## Description of the task
The records that follow are to be copied word for word. Pictures should be omitted.

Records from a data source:
----
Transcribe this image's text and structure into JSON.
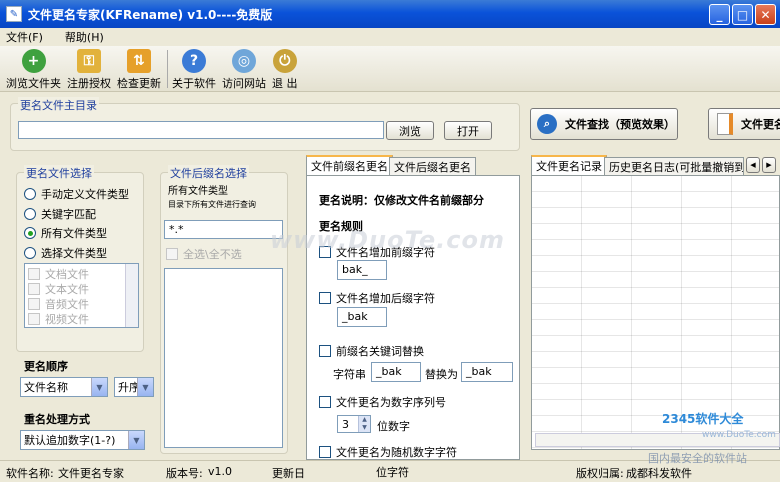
{
  "window": {
    "title": "文件更名专家(KFRename) v1.0----免费版"
  },
  "menu": [
    "文件(F)",
    "帮助(H)"
  ],
  "toolbar": {
    "browse": "浏览文件夹",
    "register": "注册授权",
    "update": "检查更新",
    "about": "关于软件",
    "visit": "访问网站",
    "exit": "退 出"
  },
  "main_dir": {
    "title": "更名文件主目录",
    "value": "",
    "browse_btn": "浏览",
    "open_btn": "打开"
  },
  "big_buttons": {
    "search": "文件查找（预览效果）",
    "rename": "文件更名"
  },
  "file_select": {
    "title": "更名文件选择",
    "options": [
      "手动定义文件类型",
      "关键字匹配",
      "所有文件类型",
      "选择文件类型"
    ],
    "selected_index": 2,
    "types": [
      "文档文件",
      "文本文件",
      "音频文件",
      "视频文件"
    ]
  },
  "suffix_select": {
    "title": "文件后缀名选择",
    "desc1": "所有文件类型",
    "desc2": "目录下所有文件进行查询",
    "value": "*.*",
    "select_all": "全选\\全不选"
  },
  "order": {
    "title": "更名顺序",
    "field": "文件名称",
    "direction": "升序"
  },
  "dup": {
    "title": "重名处理方式",
    "value": "默认追加数字(1-?)"
  },
  "tabs": {
    "prefix": "文件前缀名更名",
    "suffix": "文件后缀名更名"
  },
  "prefix_panel": {
    "desc": "更名说明：仅修改文件名前缀部分",
    "rules_title": "更名规则",
    "add_prefix": "文件名增加前缀字符",
    "prefix_value": "bak_",
    "add_suffix": "文件名增加后缀字符",
    "suffix_value": "_bak",
    "replace": "前缀名关键词替换",
    "str_label": "字符串",
    "str_value": "_bak",
    "replace_with": "替换为",
    "replace_value": "_bak",
    "seq": "文件更名为数字序列号",
    "seq_digits": "3",
    "digits_label": "位数字",
    "random": "文件更名为随机数字字符",
    "random_digits": "6",
    "chars_label": "位字符"
  },
  "log_tabs": {
    "log": "文件更名记录",
    "history": "历史更名日志(可批量撤销到"
  },
  "status": {
    "name_label": "软件名称:",
    "name": "文件更名专家",
    "version_label": "版本号:",
    "version": "v1.0",
    "update_label": "更新日",
    "copyright_label": "版权归属:",
    "copyright": "成都科发软件"
  },
  "watermarks": {
    "center": "www.DuoTe.com",
    "logo": "2345软件大全",
    "logo_url": "www.DuoTe.com",
    "bottom": "国内最安全的软件站"
  }
}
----
## Task answer
Transcribe this image's text and structure into JSON.
{
  "window": {
    "title": "文件更名专家(KFRename) v1.0----免费版"
  },
  "menu": [
    "文件(F)",
    "帮助(H)"
  ],
  "toolbar": {
    "browse": "浏览文件夹",
    "register": "注册授权",
    "update": "检查更新",
    "about": "关于软件",
    "visit": "访问网站",
    "exit": "退 出"
  },
  "main_dir": {
    "title": "更名文件主目录",
    "value": "",
    "browse_btn": "浏览",
    "open_btn": "打开"
  },
  "big_buttons": {
    "search": "文件查找（预览效果）",
    "rename": "文件更名"
  },
  "file_select": {
    "title": "更名文件选择",
    "options": [
      "手动定义文件类型",
      "关键字匹配",
      "所有文件类型",
      "选择文件类型"
    ],
    "selected_index": 2,
    "types": [
      "文档文件",
      "文本文件",
      "音频文件",
      "视频文件"
    ]
  },
  "suffix_select": {
    "title": "文件后缀名选择",
    "desc1": "所有文件类型",
    "desc2": "目录下所有文件进行查询",
    "value": "*.*",
    "select_all": "全选\\全不选"
  },
  "order": {
    "title": "更名顺序",
    "field": "文件名称",
    "direction": "升序"
  },
  "dup": {
    "title": "重名处理方式",
    "value": "默认追加数字(1-?)"
  },
  "tabs": {
    "prefix": "文件前缀名更名",
    "suffix": "文件后缀名更名"
  },
  "prefix_panel": {
    "desc": "更名说明：仅修改文件名前缀部分",
    "rules_title": "更名规则",
    "add_prefix": "文件名增加前缀字符",
    "prefix_value": "bak_",
    "add_suffix": "文件名增加后缀字符",
    "suffix_value": "_bak",
    "replace": "前缀名关键词替换",
    "str_label": "字符串",
    "str_value": "_bak",
    "replace_with": "替换为",
    "replace_value": "_bak",
    "seq": "文件更名为数字序列号",
    "seq_digits": "3",
    "digits_label": "位数字",
    "random": "文件更名为随机数字字符",
    "random_digits": "6",
    "chars_label": "位字符"
  },
  "log_tabs": {
    "log": "文件更名记录",
    "history": "历史更名日志(可批量撤销到"
  },
  "status": {
    "name_label": "软件名称:",
    "name": "文件更名专家",
    "version_label": "版本号:",
    "version": "v1.0",
    "update_label": "更新日",
    "copyright_label": "版权归属:",
    "copyright": "成都科发软件"
  },
  "watermarks": {
    "center": "www.DuoTe.com",
    "logo": "2345软件大全",
    "logo_url": "www.DuoTe.com",
    "bottom": "国内最安全的软件站"
  }
}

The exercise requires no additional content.